On Wednesday, April 6th, a handful of Edmonton’s Slow Food members attended a local food affair arranged by Blair Lebsack. The event was held to invite Slow Food Canada’s President, Mara Jernigan, to partake of a Black Box affair on her whirlwind tour across the country. Okay, so we put our guest to work, but I don’t think you could keep this woman away from a cutting board if you tied her hands behind her back and chained her to a tree.

Blair Lebsack left his position at Madison’s in the Union Bank Inn last year to wander about Italy and France for a bit, doing what people in Italy and France do: eat good food and drink good wine. Lucky for us he returned–refreshed, full of ideas and ready to pass on his knowledge to students enroled at NAIT’s outstanding culinary program.
Blair and Mara cooked several dishes made from locally-sourced ingredients. Everything on that table came from Alberta, with some ingredients brought by Mara and her friend, Frederica Phillip, of the famous Sooke Harbour House in BC.
The breads were baked by NAIT students and let me tell you something: I had some pretty fine croissants and baguettes when I was in France last summer (these hips don’t lie, unfortunately), but the croissants we had at NAIT last Wednesday were out of this world.

 Sylvan Star’s award-winning Grizzly Gouda was so good on fresh-made, home-baked flax crackers.

The outstanding dish of the night was a potato, bacon bit and burbot liver dish. I’ve heard of turbot, but not burbot. Burbot is also known as freshwater cod, or ling cod, and is found in Alberta’s lakes and streams. Burbot liver was a new one for me, and it was delicious. Very foie gras-ish. 

Mara shared her philosophy on food; the importance of carrying on food traditions handed down from one generation to the next, and about her life on her farm on Vancouver Island. And while she showed us how to make cavatelli, she shared with us stories of Italy and what she learned from the people there. While she talked, we ate. Membership certainly does have its privileges.

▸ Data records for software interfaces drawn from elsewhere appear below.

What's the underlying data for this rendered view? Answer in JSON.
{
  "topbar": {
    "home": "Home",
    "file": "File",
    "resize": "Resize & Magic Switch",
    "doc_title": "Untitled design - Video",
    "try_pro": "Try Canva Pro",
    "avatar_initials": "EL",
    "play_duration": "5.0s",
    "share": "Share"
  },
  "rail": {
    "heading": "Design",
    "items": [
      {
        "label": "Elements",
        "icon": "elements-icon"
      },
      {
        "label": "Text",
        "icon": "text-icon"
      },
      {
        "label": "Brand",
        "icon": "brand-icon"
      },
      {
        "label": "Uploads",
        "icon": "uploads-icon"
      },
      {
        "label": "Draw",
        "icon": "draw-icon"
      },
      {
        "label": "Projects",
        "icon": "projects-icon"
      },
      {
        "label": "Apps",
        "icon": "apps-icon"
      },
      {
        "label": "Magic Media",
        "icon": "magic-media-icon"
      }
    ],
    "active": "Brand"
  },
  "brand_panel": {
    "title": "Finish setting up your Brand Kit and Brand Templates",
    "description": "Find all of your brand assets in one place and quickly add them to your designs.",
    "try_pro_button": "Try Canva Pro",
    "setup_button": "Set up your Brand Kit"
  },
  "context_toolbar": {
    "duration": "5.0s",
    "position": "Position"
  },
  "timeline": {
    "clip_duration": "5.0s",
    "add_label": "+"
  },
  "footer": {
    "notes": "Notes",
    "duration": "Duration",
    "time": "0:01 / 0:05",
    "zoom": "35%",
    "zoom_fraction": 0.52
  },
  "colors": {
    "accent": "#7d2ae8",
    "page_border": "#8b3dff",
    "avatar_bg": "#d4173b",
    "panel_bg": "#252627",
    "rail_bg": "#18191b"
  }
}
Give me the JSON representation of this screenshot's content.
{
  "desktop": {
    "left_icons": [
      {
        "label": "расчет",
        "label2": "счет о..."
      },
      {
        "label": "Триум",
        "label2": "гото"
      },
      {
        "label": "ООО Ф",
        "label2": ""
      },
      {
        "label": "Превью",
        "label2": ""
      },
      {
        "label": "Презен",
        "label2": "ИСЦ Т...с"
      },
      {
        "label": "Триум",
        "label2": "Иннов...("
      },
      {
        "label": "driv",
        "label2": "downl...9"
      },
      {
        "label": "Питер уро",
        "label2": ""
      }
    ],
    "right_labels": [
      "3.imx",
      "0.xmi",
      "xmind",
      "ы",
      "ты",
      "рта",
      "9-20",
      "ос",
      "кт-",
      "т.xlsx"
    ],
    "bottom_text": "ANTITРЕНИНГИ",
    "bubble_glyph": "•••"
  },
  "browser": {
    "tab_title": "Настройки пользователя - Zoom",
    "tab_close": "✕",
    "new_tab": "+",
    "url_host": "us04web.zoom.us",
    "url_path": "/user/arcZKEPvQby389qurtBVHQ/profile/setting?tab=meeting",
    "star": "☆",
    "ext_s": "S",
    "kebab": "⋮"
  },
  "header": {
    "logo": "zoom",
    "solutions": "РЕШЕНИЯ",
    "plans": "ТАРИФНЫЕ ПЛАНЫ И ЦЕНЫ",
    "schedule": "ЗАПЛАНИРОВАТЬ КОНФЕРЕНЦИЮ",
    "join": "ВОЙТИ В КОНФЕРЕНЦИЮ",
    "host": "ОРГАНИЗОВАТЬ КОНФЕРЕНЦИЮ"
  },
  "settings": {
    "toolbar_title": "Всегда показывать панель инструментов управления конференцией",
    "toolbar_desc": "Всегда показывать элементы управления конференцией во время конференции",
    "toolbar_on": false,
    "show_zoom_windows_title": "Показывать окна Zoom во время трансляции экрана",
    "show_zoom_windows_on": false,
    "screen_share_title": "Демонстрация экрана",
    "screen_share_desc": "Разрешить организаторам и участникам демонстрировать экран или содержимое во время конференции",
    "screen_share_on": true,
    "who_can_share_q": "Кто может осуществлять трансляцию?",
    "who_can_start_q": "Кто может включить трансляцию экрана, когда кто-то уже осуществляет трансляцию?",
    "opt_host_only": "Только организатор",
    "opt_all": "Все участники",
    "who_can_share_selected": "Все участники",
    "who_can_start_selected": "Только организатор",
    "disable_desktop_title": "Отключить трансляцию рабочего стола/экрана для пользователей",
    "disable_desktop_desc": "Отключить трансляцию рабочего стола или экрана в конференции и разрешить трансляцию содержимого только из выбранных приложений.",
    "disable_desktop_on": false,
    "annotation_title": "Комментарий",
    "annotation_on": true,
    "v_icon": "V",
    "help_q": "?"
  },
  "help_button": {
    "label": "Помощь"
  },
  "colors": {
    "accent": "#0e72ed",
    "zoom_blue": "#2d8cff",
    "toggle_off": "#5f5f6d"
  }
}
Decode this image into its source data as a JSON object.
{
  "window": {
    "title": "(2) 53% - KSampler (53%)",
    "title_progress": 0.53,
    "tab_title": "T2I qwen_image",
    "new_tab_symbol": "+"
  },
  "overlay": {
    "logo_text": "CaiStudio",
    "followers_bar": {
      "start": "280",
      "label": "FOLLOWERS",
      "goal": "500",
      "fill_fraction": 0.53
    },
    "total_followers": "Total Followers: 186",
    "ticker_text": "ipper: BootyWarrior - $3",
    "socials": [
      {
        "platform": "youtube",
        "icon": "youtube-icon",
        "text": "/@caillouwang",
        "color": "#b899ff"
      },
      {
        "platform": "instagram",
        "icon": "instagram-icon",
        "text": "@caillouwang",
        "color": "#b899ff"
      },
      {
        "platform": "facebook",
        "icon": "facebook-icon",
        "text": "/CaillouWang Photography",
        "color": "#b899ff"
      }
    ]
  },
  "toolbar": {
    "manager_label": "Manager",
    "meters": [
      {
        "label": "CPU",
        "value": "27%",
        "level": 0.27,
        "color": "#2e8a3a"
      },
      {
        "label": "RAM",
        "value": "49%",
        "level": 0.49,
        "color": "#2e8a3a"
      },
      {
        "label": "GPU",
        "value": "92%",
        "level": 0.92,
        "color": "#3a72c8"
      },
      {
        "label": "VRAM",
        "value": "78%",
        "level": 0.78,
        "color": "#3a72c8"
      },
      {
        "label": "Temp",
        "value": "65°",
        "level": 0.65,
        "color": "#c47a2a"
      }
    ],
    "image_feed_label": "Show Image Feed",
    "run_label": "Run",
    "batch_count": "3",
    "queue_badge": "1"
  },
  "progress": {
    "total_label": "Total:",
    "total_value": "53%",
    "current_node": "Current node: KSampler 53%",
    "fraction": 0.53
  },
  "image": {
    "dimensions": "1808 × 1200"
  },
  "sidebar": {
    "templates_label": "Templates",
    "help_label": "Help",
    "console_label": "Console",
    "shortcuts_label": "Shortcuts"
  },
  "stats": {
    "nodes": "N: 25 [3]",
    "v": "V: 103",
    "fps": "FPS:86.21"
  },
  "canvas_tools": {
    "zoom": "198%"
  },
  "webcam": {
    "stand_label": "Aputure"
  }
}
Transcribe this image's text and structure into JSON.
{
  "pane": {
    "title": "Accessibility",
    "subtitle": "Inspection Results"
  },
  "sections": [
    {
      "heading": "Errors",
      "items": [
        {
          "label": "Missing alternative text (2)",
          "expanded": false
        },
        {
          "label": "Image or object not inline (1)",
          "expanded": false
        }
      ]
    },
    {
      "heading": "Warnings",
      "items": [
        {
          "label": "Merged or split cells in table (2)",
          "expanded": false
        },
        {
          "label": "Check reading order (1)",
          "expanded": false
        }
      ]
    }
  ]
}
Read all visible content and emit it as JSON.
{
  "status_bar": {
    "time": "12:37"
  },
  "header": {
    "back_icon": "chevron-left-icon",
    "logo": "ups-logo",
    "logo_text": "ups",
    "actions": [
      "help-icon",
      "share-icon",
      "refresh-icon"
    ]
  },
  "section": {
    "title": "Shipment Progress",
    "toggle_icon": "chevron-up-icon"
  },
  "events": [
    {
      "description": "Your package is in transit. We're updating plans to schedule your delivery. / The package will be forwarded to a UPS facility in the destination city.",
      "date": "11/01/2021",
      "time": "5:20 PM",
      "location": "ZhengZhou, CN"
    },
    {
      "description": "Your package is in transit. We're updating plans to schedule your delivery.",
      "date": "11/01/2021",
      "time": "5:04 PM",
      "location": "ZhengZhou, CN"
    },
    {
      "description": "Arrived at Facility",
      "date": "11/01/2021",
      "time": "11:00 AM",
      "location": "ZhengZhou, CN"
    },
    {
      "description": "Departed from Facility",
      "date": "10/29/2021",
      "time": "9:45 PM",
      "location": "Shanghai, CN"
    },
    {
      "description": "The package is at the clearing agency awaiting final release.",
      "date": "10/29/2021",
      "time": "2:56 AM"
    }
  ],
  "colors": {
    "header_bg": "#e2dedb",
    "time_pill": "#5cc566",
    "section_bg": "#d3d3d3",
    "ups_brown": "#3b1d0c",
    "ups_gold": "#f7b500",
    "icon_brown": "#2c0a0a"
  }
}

For anyone who’s not a member of Slow Food Edmonton, this is exactly a reason why you should join. Learn what’s available from your own back yard or pond. Eat fresh, eat seasonal, and eat local. The only thing that came out of a bottle that night was the beer, and that too–like everything else–was local and delicious. So, what are you waiting for? Your beer’s getting warm!